But for the man in our previous example, who can only enjoy sailing, it is important to sail well, at least under the assumption that he can enjoy sailing only if he does it well. If we drop this assumption, we can still say at least that it is important for him to "enjoy himself well", or to look for the "right" amount of enjoyment, and since sailing is the only way in which he can enjoy himself, it is important for him to sail "well" in that sense. (That is to say: it is important for him to devote sufficient attention to his boat and sailing friendships, to exercise those virtues which allow him to put up nice sailing trips, e.g. cooperation, etc, and to be able to refrain from sailing when he has something more important to do.)
What intuitions support the idea that volitional well-being represents a distinct category of well-being evaluations or evaluations of the goodness of a life? Dworkin also writes
“a life in which someone wanted only what he thought was in his critical interest to want would be a sad mess”.But why should this be the case? It may be the case if enjoying oneself were considered, by definition, outside the possible critical interests of a person. But why should this be assumed? The first definition of a person’s critical well-being is “[someone's] critical well-being is improved by his having or achieving what it makes his life a better life to have or achieve”. It is of course plausible that nobody's life is made a better life by practicing any other activity that other people find enjoyable, but this is compatible with thinking that no one's life can be a good one if one does not find at least one activity within it enjoyable.

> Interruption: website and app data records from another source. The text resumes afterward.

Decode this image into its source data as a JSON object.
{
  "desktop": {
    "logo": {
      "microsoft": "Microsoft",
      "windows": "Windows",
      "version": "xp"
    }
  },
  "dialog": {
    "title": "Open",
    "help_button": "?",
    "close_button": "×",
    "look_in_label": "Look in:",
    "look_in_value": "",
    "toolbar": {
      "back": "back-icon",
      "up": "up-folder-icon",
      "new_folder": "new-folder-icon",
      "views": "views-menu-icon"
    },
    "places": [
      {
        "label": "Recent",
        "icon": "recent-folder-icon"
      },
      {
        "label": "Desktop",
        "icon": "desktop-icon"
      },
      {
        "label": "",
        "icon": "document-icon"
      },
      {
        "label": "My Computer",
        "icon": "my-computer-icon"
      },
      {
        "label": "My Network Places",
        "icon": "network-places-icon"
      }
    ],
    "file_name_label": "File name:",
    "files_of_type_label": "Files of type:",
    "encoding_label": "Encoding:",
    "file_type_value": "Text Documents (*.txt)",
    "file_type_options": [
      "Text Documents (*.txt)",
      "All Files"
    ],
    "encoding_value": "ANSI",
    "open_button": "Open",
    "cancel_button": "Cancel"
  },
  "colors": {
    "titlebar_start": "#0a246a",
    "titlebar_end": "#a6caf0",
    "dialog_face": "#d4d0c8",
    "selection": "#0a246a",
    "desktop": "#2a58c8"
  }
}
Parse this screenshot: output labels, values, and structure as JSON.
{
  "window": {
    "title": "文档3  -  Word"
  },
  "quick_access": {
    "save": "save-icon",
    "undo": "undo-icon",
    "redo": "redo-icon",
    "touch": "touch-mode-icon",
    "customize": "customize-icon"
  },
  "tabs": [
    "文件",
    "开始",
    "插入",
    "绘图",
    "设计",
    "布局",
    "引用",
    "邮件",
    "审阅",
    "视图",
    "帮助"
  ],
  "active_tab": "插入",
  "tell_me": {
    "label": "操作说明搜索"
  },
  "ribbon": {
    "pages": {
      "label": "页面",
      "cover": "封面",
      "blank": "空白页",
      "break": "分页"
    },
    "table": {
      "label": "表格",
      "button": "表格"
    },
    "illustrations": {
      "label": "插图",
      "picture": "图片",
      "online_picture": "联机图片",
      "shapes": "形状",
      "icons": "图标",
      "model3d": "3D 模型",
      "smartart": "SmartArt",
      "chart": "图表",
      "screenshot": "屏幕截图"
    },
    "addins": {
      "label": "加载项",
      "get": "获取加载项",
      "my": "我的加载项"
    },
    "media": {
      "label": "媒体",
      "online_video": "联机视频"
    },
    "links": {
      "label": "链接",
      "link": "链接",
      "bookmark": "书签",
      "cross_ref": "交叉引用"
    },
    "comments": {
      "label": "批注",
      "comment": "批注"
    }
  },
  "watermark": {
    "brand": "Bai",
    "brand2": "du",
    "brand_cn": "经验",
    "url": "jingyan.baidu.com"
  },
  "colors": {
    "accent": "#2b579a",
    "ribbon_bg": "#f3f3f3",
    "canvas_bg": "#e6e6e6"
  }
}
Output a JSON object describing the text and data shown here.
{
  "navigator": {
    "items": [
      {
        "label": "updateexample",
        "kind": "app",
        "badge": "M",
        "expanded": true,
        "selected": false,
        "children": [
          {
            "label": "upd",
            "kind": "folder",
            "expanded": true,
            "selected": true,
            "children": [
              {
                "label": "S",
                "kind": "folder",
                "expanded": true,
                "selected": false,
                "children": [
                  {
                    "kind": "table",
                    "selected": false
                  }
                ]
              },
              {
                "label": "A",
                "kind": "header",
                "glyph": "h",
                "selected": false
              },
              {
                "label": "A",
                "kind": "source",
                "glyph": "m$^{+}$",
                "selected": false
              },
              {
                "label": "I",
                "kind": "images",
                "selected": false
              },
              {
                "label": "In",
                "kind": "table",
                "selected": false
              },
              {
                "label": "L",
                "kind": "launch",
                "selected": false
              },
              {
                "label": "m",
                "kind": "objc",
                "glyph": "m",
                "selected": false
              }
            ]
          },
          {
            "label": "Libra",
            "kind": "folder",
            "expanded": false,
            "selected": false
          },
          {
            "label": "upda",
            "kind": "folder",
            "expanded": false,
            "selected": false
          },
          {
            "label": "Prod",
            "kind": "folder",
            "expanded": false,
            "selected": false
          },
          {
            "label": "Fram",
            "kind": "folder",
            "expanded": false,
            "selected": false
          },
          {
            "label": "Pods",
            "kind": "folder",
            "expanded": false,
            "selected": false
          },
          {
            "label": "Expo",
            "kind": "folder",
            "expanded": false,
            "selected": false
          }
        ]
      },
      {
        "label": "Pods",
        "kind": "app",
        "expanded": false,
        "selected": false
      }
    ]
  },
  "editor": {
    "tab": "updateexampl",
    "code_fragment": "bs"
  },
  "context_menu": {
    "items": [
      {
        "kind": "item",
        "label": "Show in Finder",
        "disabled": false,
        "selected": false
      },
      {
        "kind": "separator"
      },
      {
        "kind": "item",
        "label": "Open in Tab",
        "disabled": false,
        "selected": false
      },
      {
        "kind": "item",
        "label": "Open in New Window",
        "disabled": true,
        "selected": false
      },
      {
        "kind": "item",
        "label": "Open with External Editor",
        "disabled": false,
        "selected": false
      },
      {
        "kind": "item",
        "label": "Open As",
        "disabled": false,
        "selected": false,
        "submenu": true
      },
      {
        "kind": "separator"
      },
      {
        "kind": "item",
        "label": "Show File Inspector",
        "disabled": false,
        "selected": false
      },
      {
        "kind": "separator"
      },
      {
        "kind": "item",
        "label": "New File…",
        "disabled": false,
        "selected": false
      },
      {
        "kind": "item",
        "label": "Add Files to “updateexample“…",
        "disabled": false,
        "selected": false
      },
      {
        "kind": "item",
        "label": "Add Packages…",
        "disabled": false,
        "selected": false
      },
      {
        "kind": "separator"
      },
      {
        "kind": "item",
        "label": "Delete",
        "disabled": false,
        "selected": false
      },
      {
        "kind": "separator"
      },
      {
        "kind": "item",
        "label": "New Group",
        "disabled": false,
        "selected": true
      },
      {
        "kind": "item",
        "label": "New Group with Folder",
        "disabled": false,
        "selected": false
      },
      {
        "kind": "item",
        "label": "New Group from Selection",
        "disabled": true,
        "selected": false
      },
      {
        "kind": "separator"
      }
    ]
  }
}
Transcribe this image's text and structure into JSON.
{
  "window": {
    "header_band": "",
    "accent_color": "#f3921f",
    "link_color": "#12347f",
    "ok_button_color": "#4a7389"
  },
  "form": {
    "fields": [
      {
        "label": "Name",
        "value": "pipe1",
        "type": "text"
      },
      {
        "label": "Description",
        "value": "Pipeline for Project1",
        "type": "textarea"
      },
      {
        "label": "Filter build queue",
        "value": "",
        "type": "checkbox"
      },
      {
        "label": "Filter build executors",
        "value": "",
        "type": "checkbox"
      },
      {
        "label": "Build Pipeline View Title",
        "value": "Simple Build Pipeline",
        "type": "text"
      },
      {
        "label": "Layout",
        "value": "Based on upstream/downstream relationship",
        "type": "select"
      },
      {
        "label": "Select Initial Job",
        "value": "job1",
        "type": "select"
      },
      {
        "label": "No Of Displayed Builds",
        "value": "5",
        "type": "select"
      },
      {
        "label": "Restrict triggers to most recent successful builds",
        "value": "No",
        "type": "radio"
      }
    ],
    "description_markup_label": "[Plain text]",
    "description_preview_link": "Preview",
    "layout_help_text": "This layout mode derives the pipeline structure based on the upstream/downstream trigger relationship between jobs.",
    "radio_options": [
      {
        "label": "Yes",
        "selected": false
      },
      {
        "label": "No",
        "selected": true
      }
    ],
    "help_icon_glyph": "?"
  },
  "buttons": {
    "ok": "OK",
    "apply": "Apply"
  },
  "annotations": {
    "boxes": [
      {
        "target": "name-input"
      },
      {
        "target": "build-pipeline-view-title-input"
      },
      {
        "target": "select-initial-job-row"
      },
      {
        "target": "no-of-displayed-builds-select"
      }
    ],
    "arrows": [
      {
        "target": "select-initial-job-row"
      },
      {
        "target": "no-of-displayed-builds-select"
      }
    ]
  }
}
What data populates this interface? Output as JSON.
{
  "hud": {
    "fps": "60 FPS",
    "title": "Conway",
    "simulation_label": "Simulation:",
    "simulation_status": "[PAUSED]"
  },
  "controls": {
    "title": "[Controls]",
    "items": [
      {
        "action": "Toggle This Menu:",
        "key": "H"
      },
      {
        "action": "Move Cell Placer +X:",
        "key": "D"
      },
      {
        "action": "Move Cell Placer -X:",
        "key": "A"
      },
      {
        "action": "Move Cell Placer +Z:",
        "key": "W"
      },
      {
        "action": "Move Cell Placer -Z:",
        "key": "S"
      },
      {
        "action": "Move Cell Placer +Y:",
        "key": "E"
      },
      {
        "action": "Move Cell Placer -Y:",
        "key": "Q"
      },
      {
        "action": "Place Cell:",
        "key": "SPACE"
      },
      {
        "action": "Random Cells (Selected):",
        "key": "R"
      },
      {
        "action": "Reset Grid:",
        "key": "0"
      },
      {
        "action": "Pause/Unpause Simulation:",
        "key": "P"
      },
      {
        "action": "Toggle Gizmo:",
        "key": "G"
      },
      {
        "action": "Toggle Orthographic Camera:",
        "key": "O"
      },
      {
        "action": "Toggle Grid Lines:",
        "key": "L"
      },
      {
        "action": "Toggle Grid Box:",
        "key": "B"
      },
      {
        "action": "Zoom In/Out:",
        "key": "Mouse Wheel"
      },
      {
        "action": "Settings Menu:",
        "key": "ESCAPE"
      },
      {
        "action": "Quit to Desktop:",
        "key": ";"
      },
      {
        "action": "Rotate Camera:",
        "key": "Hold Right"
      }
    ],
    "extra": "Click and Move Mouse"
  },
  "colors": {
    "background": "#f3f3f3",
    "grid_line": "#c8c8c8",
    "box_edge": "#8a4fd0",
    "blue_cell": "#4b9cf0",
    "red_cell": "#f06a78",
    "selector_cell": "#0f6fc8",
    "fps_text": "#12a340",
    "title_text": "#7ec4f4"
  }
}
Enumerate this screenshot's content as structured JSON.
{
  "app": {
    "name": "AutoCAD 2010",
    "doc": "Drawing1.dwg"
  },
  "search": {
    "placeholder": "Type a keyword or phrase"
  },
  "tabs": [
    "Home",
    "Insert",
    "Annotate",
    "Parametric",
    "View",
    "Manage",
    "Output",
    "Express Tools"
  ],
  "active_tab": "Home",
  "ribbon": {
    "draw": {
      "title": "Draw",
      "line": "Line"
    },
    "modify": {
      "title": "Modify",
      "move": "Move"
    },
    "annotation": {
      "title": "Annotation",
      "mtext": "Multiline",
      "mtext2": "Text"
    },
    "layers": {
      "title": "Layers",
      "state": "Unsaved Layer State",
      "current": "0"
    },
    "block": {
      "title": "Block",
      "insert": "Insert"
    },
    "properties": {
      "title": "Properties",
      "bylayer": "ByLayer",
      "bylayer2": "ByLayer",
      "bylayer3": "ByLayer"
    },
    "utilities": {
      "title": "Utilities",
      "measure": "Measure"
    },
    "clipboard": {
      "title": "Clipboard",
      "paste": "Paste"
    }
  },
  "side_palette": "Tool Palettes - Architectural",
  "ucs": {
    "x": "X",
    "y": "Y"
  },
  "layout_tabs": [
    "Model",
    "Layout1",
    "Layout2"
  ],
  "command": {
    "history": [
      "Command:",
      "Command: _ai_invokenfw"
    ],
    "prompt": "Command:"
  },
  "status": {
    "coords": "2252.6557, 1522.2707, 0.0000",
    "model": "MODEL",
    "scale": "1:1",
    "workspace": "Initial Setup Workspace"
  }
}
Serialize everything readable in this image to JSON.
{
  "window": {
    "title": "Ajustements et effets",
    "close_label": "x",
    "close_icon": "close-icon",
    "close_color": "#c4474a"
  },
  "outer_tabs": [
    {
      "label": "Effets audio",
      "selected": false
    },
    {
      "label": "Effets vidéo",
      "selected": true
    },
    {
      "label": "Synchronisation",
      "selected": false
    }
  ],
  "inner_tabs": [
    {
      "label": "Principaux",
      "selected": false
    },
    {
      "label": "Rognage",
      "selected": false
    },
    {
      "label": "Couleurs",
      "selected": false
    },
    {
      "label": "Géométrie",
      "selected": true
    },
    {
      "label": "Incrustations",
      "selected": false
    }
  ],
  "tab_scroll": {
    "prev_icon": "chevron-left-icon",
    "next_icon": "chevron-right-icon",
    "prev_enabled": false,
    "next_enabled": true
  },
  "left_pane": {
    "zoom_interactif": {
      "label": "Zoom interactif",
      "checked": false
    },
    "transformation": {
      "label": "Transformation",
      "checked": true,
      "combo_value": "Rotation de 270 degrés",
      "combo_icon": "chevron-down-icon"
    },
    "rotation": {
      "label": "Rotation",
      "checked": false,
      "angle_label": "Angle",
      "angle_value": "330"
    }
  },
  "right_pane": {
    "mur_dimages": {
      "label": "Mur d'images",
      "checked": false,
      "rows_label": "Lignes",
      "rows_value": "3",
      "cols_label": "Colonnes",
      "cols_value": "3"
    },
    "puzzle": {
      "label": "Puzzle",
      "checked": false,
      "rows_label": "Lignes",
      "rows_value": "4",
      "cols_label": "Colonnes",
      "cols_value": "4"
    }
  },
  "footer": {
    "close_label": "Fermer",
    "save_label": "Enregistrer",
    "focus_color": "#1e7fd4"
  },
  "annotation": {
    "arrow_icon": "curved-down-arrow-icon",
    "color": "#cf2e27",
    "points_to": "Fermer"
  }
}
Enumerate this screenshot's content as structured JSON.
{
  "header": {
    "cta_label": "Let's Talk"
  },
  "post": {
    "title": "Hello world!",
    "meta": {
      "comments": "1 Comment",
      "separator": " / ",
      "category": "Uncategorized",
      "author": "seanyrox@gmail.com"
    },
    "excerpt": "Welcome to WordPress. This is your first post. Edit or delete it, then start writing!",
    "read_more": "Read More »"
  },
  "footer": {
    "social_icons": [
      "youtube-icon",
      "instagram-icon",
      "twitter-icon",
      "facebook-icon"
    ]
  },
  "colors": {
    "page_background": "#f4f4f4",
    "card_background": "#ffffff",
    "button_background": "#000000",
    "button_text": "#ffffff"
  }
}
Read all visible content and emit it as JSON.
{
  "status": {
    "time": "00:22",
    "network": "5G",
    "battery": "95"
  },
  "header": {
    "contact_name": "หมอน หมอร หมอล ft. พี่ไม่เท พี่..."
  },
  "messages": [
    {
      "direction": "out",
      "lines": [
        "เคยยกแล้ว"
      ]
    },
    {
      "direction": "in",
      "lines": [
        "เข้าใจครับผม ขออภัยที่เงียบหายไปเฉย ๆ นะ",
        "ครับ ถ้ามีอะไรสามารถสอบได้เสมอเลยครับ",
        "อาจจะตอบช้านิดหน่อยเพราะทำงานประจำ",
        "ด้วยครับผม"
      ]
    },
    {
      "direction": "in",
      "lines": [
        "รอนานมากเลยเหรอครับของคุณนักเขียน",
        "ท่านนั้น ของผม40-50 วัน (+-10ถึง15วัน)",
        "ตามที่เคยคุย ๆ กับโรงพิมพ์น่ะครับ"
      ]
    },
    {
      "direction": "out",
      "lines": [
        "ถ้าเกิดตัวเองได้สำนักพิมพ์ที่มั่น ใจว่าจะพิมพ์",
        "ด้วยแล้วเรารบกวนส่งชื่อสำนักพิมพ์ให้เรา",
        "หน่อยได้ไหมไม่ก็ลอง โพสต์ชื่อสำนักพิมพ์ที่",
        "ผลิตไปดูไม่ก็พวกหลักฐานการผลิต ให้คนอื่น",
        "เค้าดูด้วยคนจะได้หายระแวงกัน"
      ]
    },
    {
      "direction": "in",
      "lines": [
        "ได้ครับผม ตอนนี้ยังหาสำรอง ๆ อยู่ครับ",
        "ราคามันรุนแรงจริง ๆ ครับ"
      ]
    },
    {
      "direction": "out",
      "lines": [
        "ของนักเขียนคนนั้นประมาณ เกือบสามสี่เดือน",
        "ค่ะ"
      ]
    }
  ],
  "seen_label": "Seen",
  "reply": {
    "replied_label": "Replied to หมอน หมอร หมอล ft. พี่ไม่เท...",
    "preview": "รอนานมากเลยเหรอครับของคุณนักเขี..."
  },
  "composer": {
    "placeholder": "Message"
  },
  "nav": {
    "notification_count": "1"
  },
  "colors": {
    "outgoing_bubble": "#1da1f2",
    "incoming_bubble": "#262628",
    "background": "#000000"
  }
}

In conclusion, it seems very odd to me to consider volitional and critical well-being as two species of well-being. But then why did Dworkin thought that there are these two types of well-being? I shall try to answer to this question in the next post.